My affinity for this feature may seem a bit odd given the fact that Notepad has been around since Windows 1.0. But as simple as it sounds, the Open in Notepad feature saves me tons of time. The feature is important for two reasons. The first is discoverability. This oft-used command requires no menu digging, no typing, and no associations. The command is on the root-level menu for any and every file. Windows' native "Open With" is context sensitive and for some files, Notepad is not an option. The second reason is speed. On Vista, Windows' Open With command opens a second dialog box and requires multiple clicks of the mouse to get some files opened in Notepad. While its true that it's fairly easy to add Notepad to the "Send to" context menu option, I've found that "Send to" can be a bit sluggish on slower machines (particularly when the option contains a lot of items) and involves two clicks and a "hover fly out" which can get cumbersome when I'm working rapidly.
Selecting folder on any folder will produce a tree view of the directories under that folder and show you how much disk space the files in that folder are using [see Image 2]. The tool will list the number of files in the folder, the total number of subfolders in that folder, the size of the largest file, the cluster size used by the file system for the files in that folder, and how much disk space is being wasted by using that cluster size. All this information is helpful when tryign to determine where your bulky files are located and where you might need to focus when doing general disk cleaning and file removal. The tool is fast, informative, and helpful.
These are just four of the many tools availalable in ShellToys (the ShellToys web site lists 51 "extensions" included in the package). Other items like the file shredder, the file splitter, delete on reboot, and the encrypt/decrypt file extensions would, I expect, be attractive to many home office users. Here is the complete list of extensions listed by CFi. You can get more information on each one at the ShellToys web site.Add To Send ToAdd To TemplatesArchive ContentsBatch RenameBrowse MediaCascade On Start MenuChange Date & TimeChange ExtensionChoose ProgramCommand Prompt Convert Audio FilesConvert ImagesCopy/Move To FolderCopy PathCreate Virtual DriveDelete On RebootDuplicate FileEncrypt/Decrypt FileExplore RootedExtended Delete Extended Search & Replace Find FolderFolder ColorFolder ContentsFolder SizeGo To FolderImage SizeJunction Point TargetMask By TypeMD5/CRC32Media InfoNew Folder Here New From TemplateOpen In NotepadPlay Media AlbumPortfolioPreviewPrint Folder ListingRecent Files Run With ParametersSelect By TypeSet AttributesShortcut Target Shred FileShut DownSplit FileSynchronize FolderUp One LevelView IconsZip FilesZip Folder
- slide 4 of 6
Performance and StabilityRating
In general each tool in the ShellToys suite runs well. The menus are as responsive as any native menu in Vista and the tools are snappy. As I mentioned elsewhere in this review, ShellToys really does function as an extension to the OS and it's easy to forget that ShellToys is an extension rather than a native part of the operating system itself.
I have run into some problems. The Portfolio Manager has crashed consistently on one machine I use and I had a problem where upgrading the systems BIOS invalidated my ShellToys license.

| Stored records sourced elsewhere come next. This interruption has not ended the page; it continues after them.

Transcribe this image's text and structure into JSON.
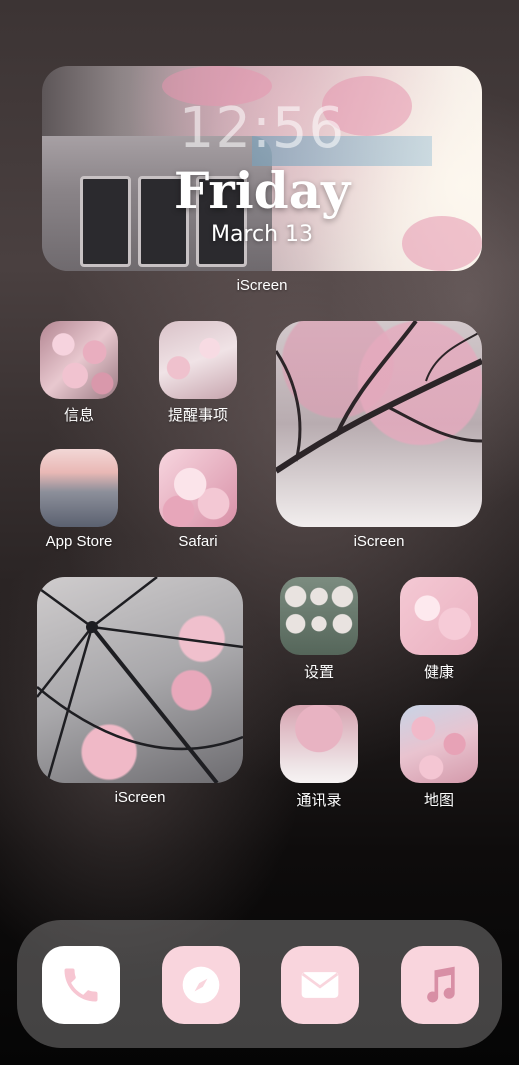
{
  "widget_clock": {
    "time": "12:56",
    "day": "Friday",
    "date": "March 13",
    "caption": "iScreen"
  },
  "apps_row1": [
    {
      "label": "信息"
    },
    {
      "label": "提醒事项"
    }
  ],
  "apps_row2": [
    {
      "label": "App Store"
    },
    {
      "label": "Safari"
    }
  ],
  "widget_photo_right": {
    "caption": "iScreen"
  },
  "widget_photo_left": {
    "caption": "iScreen"
  },
  "apps_row3": [
    {
      "label": "设置"
    },
    {
      "label": "健康"
    }
  ],
  "apps_row4": [
    {
      "label": "通讯录"
    },
    {
      "label": "地图"
    }
  ],
  "dock": {
    "apps": [
      {
        "icon": "phone-icon",
        "background": "#ffffff",
        "glyph_color": "#f7c6d2"
      },
      {
        "icon": "compass-icon",
        "background": "#f9d5dd",
        "glyph_color": "#ffffff"
      },
      {
        "icon": "mail-icon",
        "background": "#f9d5dd",
        "glyph_color": "#ffffff"
      },
      {
        "icon": "music-icon",
        "background": "#f9d5dd",
        "glyph_color": "#d88fa5"
      }
    ]
  }
}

I also had an issue where the ShellToys DLL would crash on reboot--a situation that just seemed to go away (I believe it was related to another software package I had installed). Thankfully, crashes don't bring down the entire application or the OS. When the Portfolio viewer crashes, I can still add items to the Portfolio and the other ShellToys extensions appear to work without any problems.

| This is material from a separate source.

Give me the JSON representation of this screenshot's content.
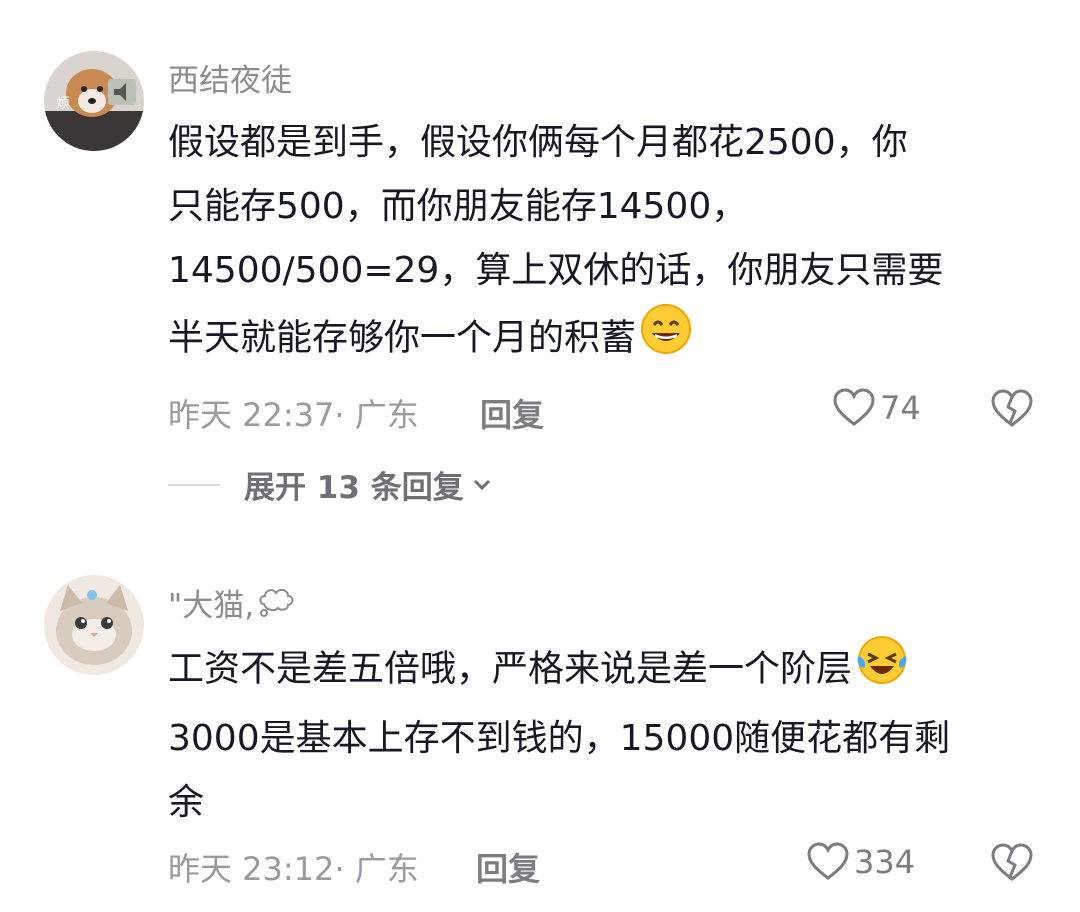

- slide 5 of 6
While the time difference between the western United States and eastern England did cause a bit of a communications delay, the support I received was prompt, courteous, and helpful. I had two situations related to a computer rebuild I did that required an email to support. The support person emailed back within one day in both instances and solved my problem without hassle and usually within a single day. In my opinion, the affectivness of asyncrhonous product support should be a significant consideration when evaluating software.